Lust: a cornerstone in the modesty debate. One the one hand, we have the conservative group who emphasize the responsibility of women not to tempt men. I disagree with this emphasis because this type of thinking often leads to harsh legalism. However, their concern is not unfounded; the truth is that most men are most easily stimulated visually. On the other hand, we have the group who says that we need not consider our brothers at all; this is simply foolish and unkind thinking. There is no doubt in my mind that a man is solely responsible for his own sins (Romans 14:12). We need not worry ourselves over that which we know to be clean in God’s eyes (Romans 14:14 & 22). However, part of charitable Christian living is keeping our weaker brethren in mind when we are choosing our clothing (Romans 14:13). I am proposing that a healthy view of modesty does consider the probability of lust, but not to the extent of allowing that criteria to determine fully what is right (or wrong) to wear.
“To put off your old self, which belongs to your former manner of life and is corrupt through deceitful desires, and to be renewed in the spirit of your minds, and to put on the new self, created after the likeness of God in true righteousness and holiness.”
One of the primary responsibilities of Christian men and women is to pursue godliness. (Recommended reading on this subject is Tozer’s book, The Dangers of a Shallow Faith and Jonathan Edward’s sermon, The Importance and Advantage of a Thorough Knowledge of Divine Truth ). So I think it would be helpful to dig into Scripture and see what Jesus thought of women.
“You are the light of the world. A city set on a hill cannot be hidden. Nor do people light a lamp and put it under a basket, but on a stand, and it gives light to all in the house.”
Eve, the first woman. Naked and unashamed. The Hebrew word for woman is ishshah, which is related to eshshah, which means fire. God created women to be like fire; mesmerizing sources of warmth and beauty. But then sin entered the world.
“Brothers, if anyone is caught in any transgression, you who are spiritual should restore him in a spirit of gentleness…”

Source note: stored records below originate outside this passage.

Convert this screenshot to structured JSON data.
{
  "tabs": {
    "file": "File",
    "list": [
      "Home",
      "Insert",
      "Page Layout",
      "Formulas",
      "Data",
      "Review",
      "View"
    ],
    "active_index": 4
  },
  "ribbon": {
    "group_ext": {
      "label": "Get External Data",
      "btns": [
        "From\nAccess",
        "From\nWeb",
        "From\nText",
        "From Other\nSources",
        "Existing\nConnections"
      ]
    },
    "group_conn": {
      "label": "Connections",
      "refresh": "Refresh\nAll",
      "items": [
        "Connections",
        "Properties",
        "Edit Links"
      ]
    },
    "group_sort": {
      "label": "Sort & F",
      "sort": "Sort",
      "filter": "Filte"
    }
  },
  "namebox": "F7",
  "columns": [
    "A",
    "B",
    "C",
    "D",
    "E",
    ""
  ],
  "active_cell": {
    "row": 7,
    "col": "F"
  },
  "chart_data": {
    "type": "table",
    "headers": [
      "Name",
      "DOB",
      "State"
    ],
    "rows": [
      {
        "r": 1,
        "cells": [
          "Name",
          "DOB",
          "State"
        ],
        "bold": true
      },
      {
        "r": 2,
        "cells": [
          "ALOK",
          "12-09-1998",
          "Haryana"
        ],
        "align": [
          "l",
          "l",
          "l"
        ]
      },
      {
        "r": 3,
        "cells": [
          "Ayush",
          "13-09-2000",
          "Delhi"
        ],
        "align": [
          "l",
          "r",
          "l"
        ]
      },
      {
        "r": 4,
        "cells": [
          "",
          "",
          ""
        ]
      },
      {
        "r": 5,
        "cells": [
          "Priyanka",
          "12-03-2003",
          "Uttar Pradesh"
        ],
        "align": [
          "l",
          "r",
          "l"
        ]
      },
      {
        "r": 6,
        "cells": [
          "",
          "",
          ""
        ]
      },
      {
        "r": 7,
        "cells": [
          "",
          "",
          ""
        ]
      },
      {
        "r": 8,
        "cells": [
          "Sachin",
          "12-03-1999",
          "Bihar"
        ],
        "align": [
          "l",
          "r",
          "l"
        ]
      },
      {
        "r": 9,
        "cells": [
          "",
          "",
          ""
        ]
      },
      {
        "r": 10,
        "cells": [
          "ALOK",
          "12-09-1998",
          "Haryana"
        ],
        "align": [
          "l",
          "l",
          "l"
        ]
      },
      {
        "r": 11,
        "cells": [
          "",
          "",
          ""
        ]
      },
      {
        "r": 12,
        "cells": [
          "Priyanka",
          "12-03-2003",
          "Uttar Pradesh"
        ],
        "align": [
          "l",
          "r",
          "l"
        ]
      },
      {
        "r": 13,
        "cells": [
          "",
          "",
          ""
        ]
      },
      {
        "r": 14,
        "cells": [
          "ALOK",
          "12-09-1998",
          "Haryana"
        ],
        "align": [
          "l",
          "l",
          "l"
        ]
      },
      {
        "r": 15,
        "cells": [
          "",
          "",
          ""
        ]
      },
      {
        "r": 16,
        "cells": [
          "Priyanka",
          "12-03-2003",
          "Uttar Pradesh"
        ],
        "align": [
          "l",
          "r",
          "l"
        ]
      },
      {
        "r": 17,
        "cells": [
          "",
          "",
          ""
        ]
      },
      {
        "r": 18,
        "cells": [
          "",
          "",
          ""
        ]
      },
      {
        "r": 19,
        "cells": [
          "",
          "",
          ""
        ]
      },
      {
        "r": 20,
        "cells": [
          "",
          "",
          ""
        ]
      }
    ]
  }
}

In John 4, Jesus meets up with a Samaritan woman. In those days, it was inappropriate for Him to even speak with her. She was not only a woman, but a Gentile and a notorious adulteress. But Jesus asks her for a drink, he strikes up a conversation, and He shows her that He cares. You’ll notice that Jesus does not jump into accusations right off the bat. Instead, He offers her a way out of her condemnation, “If you knew the gift of God, and who it is that is saying to you, ‘Give me a drink,’ you would have asked him, and he would have given you living water.” (v. 10) I think it is important to note that this woman was clearly living in sin. Jesus is not confronting her over something as trivial as inappropriate apparel. Even so, Jesus is charitable in his invitation to salvation.
“Whoever covers an offense seeks love…”
Later, in John 8, the Pharisees brought a woman caught in the midst of adultery to the temple. Again, this is a case of clear sin, not assumed folly. They are trying to test Jesus, so they pit Moses’ Law against Jesus compassion, “Now in the Law Moses commanded us to stone such women. So what do you say?” (v. 5). Jesus is not impressed with their public show of false holiness. Instead, “Jesus bent down and wrote with his finger on the ground.” (v.6) When pressed, Jesus confronts the adulteress’ accusers, “Let him who is without sin among you be the first to throw a stone at her.” (v. 7) The crowd, humbled and convicted, departs. Only then, in private, does Jesus address the woman. Again, we see Him offer grace and mercy, not harsh condemnation for her trespasses, “go, and from now on sin no more.” (v. 11)
“A disciple is not above his teacher, but everyone when he is fully trained will be like his teacher.”
It is clear that Jesus always sees a woman’s worth apart from her clothing and sins. I suggest that if our brothers are working towards becoming more Christ-like, they, too, will begin to see women as Jesus did. That is, not as temptresses, but as sisters; people with minds, bodies and souls, created in the image of God. It is only then that our brothers will begin to cultivate a servant’s heart towards women and in so doing, diminish their carnal inclination to lust after them.
As women, if we similarly work at becoming more Christ-like, we too will be thinking less of ourselves and, therefore, worry less about what we are wearing. We will become more considerate of those around us, but without developing the legalistic hearts so common with Pharisees who value appearances and their own interpretation and application of the law more than true holiness.
You can read Part One of this series by clicking here.(Please feel free to share your thoughts below in the comment section. However, please be advised that rude and hostile submissions will not be published. )